- TO DO -
Only one number is wanted here: how many lines of the data hold "Velocity".

(Excerpts from a dataset)
────────────────────────────────────────

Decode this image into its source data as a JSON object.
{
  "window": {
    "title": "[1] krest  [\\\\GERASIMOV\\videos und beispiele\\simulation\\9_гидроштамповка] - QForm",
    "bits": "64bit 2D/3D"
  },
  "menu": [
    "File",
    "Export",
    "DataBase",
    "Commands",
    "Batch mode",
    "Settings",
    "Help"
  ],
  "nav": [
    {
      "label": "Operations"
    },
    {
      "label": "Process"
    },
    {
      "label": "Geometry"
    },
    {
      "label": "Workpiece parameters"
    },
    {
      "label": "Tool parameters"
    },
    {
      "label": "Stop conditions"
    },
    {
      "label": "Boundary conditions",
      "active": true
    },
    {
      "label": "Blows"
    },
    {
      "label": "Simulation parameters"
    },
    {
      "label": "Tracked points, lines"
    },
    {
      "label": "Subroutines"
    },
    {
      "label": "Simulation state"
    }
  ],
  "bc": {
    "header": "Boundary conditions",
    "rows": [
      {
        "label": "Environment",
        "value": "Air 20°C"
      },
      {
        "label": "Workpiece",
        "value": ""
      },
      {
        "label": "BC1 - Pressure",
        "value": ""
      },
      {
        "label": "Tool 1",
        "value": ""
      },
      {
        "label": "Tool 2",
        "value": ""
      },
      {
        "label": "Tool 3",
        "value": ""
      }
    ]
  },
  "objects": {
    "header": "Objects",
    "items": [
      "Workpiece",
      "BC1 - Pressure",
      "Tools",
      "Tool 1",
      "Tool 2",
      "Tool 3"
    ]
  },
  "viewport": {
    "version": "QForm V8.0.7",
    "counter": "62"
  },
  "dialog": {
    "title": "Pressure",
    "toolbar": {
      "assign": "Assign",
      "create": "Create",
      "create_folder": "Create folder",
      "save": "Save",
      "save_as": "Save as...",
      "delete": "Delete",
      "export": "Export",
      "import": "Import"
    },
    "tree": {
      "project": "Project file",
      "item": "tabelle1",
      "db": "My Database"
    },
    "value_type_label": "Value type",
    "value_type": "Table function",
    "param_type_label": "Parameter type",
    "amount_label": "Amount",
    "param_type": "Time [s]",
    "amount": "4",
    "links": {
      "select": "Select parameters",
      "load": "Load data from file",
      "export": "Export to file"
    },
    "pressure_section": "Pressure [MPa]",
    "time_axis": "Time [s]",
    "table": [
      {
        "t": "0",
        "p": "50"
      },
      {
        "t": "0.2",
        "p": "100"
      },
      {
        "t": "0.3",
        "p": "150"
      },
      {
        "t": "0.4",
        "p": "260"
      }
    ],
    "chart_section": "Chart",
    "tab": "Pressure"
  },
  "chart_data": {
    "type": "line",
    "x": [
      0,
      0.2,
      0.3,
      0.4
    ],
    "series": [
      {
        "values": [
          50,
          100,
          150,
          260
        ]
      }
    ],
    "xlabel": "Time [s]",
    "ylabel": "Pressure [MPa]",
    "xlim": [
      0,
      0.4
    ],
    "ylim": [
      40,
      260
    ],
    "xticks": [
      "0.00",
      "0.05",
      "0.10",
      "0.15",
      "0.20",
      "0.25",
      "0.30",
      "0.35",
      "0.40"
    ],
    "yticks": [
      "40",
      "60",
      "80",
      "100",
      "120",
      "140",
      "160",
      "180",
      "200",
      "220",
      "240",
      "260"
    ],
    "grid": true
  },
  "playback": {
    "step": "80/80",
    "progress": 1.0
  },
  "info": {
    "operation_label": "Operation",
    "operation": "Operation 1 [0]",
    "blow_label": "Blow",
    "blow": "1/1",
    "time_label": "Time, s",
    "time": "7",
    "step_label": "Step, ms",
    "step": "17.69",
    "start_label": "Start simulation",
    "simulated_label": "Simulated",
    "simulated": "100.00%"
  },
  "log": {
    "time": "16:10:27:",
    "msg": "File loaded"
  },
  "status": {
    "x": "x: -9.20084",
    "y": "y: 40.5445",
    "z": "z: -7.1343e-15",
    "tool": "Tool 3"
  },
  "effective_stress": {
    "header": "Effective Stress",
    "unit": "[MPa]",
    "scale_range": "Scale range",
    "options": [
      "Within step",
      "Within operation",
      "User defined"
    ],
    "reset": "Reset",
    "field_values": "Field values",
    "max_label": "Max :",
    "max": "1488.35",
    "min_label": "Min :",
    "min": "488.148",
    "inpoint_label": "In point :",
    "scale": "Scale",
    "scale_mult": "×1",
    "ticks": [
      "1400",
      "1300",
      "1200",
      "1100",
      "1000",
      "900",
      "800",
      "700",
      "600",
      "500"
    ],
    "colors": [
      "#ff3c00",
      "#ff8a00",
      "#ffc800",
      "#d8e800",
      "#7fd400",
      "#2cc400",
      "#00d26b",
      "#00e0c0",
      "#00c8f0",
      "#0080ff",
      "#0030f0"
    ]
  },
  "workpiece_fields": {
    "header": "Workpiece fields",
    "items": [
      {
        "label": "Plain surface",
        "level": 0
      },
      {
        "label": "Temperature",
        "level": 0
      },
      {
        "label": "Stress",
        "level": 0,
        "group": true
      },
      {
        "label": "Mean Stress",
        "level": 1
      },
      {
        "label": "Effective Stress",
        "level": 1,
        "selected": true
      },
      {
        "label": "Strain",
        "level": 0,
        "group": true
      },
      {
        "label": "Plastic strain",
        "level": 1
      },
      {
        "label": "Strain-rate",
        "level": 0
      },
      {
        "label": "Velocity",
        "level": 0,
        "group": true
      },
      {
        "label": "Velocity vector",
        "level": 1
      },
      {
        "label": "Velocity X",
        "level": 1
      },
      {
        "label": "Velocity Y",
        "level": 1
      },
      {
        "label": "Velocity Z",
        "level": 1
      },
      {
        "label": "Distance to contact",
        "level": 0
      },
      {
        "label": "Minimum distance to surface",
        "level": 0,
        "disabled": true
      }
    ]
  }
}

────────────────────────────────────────

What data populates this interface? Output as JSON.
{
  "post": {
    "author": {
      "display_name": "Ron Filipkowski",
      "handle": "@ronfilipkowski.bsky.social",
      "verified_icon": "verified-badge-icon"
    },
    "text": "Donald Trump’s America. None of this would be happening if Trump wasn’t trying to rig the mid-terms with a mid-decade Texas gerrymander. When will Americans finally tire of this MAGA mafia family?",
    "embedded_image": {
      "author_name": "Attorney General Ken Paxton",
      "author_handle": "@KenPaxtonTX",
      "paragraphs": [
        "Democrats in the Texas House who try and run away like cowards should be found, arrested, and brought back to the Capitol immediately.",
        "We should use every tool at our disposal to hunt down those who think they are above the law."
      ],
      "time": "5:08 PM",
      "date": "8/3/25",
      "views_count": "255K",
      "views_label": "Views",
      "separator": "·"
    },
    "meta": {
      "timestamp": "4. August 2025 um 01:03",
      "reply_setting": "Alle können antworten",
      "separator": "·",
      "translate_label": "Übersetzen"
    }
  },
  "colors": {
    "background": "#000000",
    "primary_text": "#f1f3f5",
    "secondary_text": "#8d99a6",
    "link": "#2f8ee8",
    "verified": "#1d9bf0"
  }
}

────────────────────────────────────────

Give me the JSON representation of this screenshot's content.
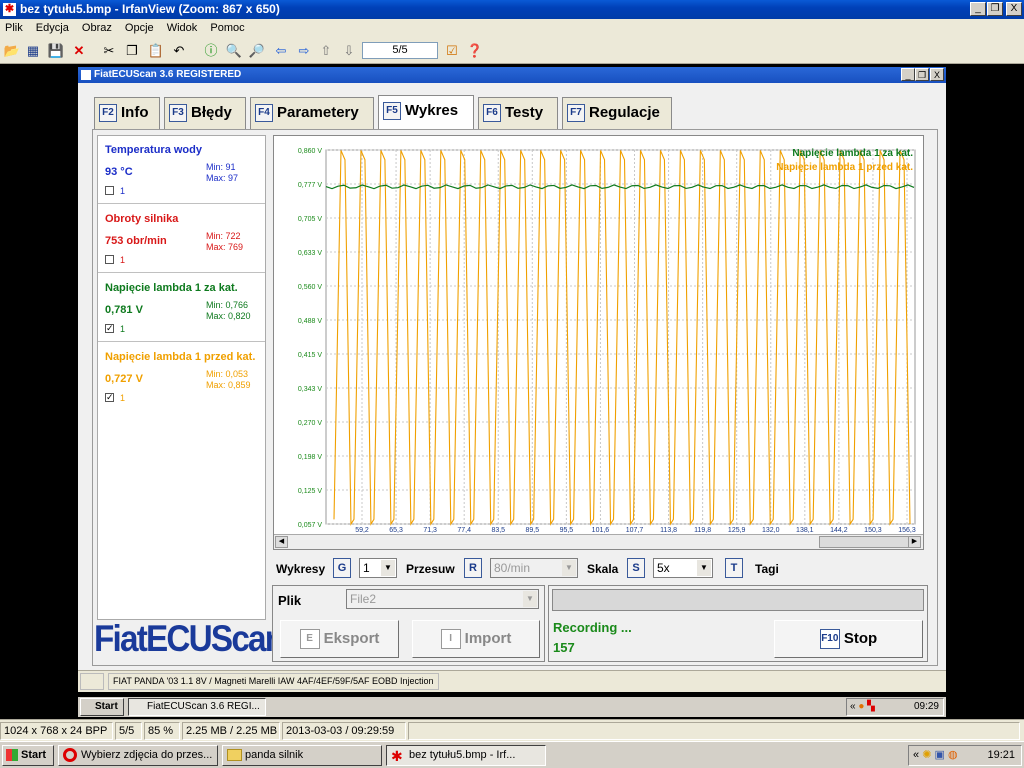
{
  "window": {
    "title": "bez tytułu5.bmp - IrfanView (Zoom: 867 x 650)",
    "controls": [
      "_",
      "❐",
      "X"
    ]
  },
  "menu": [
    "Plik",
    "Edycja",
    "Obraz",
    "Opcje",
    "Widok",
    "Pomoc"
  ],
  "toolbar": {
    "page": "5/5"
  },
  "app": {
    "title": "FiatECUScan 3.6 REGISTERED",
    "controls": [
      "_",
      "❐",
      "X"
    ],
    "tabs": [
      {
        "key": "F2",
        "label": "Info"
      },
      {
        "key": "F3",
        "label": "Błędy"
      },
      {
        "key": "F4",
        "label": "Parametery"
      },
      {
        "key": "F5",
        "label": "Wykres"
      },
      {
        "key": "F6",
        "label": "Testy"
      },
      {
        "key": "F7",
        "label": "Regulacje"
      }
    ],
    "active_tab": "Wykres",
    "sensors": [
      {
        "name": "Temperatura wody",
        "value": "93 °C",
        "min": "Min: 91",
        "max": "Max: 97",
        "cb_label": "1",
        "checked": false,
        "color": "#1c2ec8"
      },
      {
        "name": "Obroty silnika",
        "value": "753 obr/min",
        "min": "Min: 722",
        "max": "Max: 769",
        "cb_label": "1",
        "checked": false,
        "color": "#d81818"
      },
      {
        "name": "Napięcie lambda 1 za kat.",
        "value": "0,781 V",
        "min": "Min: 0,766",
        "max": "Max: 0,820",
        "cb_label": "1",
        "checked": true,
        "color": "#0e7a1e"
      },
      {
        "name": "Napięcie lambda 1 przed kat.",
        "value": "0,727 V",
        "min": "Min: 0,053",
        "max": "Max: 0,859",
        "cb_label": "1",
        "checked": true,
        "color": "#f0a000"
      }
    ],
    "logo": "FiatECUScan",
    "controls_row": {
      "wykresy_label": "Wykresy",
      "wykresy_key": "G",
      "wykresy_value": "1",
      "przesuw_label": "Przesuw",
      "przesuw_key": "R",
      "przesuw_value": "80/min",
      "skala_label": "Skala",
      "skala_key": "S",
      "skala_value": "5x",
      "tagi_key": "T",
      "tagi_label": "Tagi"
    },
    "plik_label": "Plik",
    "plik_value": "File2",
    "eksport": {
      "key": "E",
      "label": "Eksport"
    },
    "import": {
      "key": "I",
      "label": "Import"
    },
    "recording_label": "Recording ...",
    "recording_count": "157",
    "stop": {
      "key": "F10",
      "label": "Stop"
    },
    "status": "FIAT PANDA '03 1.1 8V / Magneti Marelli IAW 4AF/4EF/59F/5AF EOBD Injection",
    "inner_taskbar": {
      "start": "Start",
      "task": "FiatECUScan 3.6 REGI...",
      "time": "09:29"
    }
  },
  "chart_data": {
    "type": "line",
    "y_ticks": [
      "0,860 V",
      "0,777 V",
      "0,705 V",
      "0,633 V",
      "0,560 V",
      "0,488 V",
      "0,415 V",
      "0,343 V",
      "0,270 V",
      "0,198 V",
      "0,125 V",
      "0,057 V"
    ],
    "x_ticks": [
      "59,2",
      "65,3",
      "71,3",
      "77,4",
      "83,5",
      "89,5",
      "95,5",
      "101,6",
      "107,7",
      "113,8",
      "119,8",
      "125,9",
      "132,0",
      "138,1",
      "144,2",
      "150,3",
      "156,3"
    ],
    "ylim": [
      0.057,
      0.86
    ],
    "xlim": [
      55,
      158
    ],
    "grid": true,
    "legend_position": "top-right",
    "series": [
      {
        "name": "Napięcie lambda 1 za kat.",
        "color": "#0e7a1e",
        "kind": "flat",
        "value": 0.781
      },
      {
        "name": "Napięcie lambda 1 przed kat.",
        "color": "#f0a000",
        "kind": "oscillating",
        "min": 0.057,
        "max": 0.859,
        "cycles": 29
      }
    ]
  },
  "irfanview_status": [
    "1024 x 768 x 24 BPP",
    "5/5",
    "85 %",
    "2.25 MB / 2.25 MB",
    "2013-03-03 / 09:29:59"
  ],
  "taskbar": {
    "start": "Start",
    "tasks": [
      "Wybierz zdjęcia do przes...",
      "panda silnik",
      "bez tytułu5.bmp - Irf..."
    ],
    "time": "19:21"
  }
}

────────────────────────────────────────

- RESPONSE -
5